The safety pin, still attached to the inside of the handwork bag, accompanies the child to second grade. Now they can use it by themselves, to save a dropped stitch while waiting for help. I attach a second pin to the outside of the bag for holding little notes or drawings, which I update weekly, after correcting students’ work. Sometimes they don’t read the note, but it serves as a reminder for me when handwork bags are handed out.
Second graders may need additional practice with opening and closing safety pins. Create a space for this activity by keeping a square (or squares) of felt, covered with various sized pins, nearby. If you teach without an assistant, and students are not accustomed to waiting, they may need to do a helpful task (instead of disrupting the class). Other students may find the task calming as they transition from recess to handwork. The pins can be sorted by size, pinned together in a long chain, or removed during one period and replaced in the next. The work is satisfying and repeatable. It can help students to set goals, and it builds the will through perseverance.

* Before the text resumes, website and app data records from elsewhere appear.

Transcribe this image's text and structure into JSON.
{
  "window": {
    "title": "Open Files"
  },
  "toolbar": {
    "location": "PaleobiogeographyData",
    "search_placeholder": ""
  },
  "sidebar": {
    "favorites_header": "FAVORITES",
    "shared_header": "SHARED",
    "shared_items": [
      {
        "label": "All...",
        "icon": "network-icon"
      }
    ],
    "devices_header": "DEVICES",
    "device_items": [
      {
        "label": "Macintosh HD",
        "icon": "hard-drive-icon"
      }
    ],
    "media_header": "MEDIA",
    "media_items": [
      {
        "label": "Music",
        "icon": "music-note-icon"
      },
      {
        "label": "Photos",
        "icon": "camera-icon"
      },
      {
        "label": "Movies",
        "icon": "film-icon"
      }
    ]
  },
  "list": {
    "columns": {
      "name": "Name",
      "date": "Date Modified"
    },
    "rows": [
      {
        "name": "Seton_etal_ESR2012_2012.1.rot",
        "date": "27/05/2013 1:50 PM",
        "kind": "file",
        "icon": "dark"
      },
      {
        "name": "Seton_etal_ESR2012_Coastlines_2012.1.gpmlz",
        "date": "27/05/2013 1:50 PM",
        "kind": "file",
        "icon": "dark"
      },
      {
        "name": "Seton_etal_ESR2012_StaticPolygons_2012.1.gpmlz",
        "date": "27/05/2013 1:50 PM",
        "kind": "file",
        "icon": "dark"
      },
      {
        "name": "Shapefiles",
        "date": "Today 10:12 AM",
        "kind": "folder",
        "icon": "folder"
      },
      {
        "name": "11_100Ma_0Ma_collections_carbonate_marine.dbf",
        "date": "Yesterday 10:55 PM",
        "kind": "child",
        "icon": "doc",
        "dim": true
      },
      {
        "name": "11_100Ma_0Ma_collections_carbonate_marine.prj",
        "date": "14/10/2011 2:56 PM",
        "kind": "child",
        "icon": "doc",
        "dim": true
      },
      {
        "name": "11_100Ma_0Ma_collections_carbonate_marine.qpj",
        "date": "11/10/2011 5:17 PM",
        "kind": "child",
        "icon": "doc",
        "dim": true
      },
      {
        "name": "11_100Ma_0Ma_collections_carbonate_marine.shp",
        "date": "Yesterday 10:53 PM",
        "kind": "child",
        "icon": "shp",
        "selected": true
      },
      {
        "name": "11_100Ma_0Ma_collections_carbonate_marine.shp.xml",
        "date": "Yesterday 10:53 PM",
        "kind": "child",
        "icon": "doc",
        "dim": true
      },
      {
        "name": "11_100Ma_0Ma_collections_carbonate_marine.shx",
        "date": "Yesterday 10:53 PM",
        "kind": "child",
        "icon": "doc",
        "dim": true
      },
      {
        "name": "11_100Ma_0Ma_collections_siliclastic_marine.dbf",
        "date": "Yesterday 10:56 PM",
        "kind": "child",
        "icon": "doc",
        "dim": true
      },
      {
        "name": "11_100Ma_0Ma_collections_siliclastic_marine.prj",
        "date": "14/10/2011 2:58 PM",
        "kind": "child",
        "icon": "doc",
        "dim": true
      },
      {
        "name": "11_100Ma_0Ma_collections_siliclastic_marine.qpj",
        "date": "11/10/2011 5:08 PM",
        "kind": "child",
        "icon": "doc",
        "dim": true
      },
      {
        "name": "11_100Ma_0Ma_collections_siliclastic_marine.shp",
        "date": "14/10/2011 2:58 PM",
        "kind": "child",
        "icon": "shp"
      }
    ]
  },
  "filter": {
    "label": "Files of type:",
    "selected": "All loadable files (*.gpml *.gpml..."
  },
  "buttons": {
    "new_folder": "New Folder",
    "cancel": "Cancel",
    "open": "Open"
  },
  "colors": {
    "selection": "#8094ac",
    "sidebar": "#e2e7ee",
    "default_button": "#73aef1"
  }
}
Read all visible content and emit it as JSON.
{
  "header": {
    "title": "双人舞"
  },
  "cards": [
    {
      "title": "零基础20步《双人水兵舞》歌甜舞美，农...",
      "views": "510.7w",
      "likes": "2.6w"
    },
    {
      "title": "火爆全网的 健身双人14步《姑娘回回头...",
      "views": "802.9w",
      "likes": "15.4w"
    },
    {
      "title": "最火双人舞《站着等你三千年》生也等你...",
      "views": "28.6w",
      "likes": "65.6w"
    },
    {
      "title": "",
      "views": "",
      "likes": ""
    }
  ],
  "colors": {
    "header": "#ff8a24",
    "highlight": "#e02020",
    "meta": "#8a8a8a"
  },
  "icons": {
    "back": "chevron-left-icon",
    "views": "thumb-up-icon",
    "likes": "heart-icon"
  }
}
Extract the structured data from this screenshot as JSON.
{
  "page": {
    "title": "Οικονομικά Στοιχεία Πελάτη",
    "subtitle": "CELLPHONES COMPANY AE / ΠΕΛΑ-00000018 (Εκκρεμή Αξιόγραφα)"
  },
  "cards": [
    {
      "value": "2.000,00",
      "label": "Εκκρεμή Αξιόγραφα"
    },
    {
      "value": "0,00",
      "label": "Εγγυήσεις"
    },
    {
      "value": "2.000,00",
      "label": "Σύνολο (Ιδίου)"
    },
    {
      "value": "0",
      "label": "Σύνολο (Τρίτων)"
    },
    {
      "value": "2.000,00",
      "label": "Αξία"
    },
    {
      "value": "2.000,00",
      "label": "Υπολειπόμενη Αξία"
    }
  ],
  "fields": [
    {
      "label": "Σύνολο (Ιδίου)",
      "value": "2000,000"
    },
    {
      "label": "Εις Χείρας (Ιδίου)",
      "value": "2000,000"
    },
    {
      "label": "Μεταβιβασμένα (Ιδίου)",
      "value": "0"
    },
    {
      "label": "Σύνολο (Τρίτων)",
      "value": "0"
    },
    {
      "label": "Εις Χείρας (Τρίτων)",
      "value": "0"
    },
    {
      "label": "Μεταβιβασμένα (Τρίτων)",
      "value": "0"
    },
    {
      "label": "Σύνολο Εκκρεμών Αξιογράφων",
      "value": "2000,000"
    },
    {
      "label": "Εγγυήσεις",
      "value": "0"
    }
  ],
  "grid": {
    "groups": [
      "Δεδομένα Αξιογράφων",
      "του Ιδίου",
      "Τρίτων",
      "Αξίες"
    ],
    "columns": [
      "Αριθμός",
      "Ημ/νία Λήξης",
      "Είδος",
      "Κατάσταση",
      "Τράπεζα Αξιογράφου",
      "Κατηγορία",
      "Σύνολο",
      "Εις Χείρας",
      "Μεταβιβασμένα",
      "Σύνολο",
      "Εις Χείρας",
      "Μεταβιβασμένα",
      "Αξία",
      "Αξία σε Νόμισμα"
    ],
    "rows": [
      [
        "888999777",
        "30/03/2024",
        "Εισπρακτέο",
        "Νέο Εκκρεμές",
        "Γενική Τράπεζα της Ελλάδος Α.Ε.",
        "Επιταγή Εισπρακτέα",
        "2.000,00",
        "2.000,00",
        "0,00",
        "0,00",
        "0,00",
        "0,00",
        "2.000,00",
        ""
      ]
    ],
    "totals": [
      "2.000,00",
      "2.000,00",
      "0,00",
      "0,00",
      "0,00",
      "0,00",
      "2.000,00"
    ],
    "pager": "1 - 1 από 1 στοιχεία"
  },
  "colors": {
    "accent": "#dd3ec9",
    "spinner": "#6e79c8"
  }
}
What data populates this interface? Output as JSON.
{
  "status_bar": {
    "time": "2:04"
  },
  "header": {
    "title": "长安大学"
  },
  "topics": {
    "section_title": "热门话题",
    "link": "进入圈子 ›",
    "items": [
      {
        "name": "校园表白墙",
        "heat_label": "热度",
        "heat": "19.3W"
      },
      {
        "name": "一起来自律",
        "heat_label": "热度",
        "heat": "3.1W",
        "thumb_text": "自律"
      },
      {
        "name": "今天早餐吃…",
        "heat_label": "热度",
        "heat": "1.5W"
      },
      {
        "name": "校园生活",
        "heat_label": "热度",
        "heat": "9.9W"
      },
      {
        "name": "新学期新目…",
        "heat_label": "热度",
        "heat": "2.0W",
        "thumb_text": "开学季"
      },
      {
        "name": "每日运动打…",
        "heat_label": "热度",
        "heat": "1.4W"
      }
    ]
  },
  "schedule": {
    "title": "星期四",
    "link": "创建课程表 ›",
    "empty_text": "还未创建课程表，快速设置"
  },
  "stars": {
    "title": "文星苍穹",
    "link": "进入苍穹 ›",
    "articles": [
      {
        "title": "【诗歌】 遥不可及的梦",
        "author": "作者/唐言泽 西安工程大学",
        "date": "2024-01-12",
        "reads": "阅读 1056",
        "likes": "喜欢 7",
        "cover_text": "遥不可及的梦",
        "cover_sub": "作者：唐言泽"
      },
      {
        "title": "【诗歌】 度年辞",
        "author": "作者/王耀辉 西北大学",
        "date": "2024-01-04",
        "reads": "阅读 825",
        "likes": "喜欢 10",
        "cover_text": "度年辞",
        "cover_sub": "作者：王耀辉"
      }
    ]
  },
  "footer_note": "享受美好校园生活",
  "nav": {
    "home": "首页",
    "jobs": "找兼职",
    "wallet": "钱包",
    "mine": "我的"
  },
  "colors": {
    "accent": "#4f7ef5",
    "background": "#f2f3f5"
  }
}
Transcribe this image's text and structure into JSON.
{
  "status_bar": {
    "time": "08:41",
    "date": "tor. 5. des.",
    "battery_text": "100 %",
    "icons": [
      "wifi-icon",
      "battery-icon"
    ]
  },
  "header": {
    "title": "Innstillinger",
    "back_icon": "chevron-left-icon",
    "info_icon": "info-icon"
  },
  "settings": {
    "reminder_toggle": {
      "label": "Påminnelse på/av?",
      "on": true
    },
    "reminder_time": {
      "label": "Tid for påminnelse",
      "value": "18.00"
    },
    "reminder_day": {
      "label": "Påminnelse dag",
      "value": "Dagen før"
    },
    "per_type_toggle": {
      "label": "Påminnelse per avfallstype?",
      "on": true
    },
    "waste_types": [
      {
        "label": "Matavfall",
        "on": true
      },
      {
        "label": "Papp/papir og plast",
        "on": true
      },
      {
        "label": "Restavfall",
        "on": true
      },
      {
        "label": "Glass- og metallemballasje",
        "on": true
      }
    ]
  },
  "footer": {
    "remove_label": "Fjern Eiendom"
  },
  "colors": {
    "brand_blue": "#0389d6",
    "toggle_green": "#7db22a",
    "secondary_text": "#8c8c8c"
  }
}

Third grade students continue to work with pins as mentioned above, and new facets can be added. On festival and assembly days, or the last day (or period) before the break begins; anytime when energy is high, students can play games with safety pins. Rely on old favorites like “Find the Pin” (button, button, who’s got the button?) or “This is a cat! This is a dog!” (a communication game) for inspiration. Use your imagination for new ideas. Pin together scraps of fabric reaching from one end of the room to the other. Open and close safety pins with eyes shut, team relay style. Make temporary shelters, “crochet cabins” and “crochet cottages”, with bed sheets pinned together, draped over chairs and balanced on brooms. The possibilities are endless.
Fourth graders can use safety pins in a practical way. Have them piece together squares of fabric when beginning to learn cooperative quilt making. Also, they can attach their finished cross stitch to felt or fabric before sewing their pincushion or needle case.
Whatever you decide to do with safety pins in the early grades, run it by another teacher. Consider the purpose, the practice, and the desired outcome. Try it with young students, notice when and how they struggle, and devise ways to make it manageable for them. A verse, a song, a story, and a playful attitude can make learning how to use the safety pin a memorable experience for all ages.